## Records for the task

■ ■ ■ ■ ■

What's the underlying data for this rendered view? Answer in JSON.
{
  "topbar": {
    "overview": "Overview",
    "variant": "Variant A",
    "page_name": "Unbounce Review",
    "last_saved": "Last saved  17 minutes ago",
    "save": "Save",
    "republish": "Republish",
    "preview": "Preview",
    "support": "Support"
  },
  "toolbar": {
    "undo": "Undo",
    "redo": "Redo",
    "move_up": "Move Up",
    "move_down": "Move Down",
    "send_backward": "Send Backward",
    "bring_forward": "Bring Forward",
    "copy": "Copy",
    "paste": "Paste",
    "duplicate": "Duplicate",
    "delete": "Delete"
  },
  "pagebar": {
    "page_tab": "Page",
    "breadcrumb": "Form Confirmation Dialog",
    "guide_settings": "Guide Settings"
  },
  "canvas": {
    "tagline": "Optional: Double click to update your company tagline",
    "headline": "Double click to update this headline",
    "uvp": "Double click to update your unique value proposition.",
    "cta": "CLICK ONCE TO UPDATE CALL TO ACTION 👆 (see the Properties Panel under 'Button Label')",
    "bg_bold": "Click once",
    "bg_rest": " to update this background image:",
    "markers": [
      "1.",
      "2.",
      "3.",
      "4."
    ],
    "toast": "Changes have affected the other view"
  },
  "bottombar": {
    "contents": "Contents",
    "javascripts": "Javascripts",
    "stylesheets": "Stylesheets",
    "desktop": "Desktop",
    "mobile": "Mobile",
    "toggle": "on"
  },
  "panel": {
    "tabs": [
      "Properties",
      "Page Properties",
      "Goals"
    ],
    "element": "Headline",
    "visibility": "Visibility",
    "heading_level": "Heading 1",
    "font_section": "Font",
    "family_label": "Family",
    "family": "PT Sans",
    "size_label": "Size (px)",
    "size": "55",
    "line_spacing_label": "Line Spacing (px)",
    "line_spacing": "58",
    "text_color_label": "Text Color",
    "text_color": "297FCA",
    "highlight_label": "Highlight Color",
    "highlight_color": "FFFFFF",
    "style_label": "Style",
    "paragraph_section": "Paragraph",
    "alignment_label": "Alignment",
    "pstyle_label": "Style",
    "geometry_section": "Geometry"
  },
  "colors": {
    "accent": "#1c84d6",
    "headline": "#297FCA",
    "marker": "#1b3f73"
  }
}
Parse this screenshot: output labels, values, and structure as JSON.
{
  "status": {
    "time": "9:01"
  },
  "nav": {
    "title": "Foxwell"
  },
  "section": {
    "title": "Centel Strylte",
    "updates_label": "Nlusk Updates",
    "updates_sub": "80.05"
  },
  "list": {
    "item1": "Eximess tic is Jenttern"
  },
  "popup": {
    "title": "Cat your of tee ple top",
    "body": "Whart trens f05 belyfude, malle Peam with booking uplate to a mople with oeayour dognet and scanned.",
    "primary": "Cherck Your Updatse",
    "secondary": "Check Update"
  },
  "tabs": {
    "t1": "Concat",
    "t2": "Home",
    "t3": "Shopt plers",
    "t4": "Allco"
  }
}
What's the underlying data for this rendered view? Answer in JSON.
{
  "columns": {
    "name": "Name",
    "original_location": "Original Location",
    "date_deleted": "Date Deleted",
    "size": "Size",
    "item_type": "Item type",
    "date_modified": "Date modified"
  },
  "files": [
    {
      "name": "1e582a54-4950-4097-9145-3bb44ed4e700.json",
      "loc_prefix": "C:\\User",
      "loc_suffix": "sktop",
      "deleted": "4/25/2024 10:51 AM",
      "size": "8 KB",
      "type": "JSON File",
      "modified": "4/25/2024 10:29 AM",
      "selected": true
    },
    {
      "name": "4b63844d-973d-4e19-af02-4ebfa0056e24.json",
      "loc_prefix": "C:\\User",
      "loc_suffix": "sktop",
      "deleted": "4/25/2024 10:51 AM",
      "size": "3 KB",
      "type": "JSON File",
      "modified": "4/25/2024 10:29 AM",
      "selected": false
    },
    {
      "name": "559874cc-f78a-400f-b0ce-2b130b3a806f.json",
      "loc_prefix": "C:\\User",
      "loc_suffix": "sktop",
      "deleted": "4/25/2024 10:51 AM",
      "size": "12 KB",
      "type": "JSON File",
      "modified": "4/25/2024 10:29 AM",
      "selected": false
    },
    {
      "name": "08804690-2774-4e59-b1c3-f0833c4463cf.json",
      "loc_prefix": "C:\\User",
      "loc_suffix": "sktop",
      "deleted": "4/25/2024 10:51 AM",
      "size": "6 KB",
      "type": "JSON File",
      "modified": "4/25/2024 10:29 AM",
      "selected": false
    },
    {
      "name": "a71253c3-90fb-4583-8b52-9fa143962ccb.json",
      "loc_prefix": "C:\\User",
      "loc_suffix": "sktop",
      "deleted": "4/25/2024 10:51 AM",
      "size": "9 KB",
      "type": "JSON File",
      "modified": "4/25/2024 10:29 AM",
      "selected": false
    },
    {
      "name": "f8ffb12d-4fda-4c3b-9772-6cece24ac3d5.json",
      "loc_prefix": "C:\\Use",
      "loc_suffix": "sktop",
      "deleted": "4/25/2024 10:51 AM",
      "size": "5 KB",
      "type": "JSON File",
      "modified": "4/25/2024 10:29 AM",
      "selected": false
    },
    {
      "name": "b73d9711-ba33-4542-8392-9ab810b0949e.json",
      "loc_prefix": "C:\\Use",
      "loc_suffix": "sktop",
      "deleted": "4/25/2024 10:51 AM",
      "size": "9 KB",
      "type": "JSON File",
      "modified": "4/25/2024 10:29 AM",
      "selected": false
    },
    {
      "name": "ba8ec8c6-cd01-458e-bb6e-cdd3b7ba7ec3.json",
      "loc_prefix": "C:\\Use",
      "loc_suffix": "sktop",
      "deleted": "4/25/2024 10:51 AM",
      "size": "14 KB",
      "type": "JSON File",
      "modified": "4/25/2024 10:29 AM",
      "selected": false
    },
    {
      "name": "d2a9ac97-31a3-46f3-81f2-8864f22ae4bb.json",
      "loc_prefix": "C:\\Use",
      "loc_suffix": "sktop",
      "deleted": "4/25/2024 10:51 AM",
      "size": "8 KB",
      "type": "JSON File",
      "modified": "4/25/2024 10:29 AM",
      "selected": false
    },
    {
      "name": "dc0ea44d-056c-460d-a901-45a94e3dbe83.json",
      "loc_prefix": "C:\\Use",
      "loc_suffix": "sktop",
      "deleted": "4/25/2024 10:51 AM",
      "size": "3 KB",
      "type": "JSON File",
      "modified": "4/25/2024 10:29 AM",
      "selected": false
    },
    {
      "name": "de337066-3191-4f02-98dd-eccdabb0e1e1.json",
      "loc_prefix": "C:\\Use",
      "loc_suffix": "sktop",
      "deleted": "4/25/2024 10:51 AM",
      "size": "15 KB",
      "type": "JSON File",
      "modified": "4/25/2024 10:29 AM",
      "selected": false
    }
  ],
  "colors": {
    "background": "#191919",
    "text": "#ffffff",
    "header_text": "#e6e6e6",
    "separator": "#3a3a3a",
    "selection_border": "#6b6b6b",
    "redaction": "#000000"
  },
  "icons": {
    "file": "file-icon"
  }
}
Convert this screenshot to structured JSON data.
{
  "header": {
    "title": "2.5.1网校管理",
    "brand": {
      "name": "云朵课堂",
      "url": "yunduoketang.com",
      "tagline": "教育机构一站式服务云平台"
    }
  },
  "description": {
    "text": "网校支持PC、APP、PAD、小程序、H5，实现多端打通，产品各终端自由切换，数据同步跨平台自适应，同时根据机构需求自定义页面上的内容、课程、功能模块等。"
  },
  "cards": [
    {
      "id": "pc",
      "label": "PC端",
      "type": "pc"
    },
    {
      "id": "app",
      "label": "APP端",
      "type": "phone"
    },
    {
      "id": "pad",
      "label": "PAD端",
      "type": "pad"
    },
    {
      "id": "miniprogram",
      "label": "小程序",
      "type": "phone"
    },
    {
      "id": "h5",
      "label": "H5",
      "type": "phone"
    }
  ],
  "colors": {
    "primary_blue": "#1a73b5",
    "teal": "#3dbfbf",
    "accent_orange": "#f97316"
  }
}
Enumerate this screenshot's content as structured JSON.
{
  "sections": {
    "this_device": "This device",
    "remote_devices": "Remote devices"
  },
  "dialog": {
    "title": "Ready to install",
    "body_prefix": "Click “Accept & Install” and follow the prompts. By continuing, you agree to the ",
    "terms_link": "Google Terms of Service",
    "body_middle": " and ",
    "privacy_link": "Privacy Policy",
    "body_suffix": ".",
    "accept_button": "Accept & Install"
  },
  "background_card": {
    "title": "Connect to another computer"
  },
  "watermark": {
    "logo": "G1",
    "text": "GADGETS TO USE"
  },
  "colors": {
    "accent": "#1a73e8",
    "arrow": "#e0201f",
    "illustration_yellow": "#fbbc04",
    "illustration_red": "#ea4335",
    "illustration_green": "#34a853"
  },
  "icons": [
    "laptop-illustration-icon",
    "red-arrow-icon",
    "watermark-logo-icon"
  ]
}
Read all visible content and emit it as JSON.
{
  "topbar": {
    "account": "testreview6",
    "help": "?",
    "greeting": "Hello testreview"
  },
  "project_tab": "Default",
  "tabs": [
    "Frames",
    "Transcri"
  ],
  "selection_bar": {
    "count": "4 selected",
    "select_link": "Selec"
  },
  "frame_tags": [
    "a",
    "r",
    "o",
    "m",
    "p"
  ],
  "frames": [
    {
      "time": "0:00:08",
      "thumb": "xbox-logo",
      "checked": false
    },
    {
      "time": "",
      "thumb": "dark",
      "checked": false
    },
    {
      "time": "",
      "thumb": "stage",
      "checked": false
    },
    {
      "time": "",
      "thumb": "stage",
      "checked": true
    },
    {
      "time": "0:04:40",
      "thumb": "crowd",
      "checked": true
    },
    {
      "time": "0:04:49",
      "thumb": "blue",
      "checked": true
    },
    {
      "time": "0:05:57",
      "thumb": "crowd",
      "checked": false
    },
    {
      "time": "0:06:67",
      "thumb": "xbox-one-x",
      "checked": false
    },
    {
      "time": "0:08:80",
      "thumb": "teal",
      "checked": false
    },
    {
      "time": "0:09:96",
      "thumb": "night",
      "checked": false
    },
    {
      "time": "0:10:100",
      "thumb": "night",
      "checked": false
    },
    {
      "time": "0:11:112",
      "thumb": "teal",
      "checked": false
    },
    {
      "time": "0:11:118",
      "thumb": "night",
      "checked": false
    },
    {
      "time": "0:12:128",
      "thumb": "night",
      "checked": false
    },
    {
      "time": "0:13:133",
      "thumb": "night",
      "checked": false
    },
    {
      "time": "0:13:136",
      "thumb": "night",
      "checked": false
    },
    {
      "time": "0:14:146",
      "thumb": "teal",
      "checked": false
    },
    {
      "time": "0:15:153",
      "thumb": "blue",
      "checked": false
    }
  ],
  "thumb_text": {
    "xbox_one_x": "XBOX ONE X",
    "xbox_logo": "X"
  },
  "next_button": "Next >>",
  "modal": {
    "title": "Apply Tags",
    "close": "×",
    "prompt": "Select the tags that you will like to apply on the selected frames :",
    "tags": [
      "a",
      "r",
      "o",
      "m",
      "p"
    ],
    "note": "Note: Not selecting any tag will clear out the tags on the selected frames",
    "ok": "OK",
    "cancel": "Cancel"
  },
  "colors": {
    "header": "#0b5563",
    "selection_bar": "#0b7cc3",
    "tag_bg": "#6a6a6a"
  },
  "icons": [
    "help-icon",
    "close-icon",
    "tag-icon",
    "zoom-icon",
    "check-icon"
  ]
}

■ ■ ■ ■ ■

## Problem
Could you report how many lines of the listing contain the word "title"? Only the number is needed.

## Answer box
7